▶ DATA RECORDS:
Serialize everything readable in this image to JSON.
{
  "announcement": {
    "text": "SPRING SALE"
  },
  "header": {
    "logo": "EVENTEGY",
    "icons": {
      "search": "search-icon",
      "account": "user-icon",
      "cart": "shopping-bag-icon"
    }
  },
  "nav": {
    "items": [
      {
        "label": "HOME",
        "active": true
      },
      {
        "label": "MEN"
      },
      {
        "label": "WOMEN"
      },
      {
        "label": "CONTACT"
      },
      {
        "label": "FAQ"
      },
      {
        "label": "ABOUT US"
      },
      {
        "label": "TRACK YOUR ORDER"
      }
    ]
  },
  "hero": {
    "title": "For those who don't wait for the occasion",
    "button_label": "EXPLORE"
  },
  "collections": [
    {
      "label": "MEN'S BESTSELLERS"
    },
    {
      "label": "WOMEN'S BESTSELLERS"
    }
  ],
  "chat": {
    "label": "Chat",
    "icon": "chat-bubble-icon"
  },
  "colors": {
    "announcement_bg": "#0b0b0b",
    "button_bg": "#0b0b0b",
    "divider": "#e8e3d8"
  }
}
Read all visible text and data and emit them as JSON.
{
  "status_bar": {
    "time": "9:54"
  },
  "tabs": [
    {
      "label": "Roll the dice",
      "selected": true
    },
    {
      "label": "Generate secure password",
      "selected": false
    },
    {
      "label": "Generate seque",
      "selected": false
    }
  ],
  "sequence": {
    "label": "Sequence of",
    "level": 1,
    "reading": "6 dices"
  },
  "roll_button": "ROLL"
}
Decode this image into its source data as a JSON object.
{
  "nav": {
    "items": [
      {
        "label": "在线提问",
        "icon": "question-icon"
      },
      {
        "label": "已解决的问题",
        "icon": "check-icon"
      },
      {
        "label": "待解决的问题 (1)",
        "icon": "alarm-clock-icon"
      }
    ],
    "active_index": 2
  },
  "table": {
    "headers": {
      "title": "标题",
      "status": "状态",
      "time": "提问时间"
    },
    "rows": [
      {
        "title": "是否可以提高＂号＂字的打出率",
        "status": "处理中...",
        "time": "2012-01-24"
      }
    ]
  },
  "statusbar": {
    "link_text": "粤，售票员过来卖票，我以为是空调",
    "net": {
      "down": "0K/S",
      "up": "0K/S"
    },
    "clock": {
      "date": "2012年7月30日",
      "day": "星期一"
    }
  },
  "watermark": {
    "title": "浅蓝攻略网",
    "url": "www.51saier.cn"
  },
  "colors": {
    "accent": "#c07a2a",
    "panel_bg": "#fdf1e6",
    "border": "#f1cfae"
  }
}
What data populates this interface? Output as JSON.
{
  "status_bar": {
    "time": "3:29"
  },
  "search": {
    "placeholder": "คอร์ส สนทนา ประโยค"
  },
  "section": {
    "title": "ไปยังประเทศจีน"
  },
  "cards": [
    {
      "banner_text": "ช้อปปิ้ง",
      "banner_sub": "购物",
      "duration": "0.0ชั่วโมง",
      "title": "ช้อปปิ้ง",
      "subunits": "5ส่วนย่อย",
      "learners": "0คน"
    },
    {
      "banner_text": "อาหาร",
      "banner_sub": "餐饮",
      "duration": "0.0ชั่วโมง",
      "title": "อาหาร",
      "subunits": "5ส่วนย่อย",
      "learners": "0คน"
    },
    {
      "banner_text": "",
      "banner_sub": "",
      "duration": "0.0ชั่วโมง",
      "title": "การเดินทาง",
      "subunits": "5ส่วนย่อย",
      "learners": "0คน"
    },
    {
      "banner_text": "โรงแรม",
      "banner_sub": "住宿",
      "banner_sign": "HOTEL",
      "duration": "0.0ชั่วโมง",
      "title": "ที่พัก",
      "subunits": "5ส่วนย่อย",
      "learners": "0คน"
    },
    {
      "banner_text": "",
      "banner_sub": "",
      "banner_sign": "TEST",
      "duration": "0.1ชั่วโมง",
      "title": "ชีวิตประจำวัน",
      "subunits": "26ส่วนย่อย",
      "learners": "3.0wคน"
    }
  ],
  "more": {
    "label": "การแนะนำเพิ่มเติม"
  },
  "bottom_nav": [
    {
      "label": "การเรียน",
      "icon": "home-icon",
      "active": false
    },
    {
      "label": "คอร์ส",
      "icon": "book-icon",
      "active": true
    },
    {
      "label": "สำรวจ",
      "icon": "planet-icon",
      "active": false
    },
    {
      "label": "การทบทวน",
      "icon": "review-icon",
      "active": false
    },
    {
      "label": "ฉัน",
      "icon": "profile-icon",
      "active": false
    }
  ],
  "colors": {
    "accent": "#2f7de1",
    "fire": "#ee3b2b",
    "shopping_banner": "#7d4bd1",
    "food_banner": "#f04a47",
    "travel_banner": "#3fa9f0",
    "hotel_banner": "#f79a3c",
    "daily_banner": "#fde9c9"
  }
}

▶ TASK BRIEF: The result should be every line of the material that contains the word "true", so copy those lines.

▶ EXERCISE RESPONSE:
        "active": true
      "selected": true
      "active": true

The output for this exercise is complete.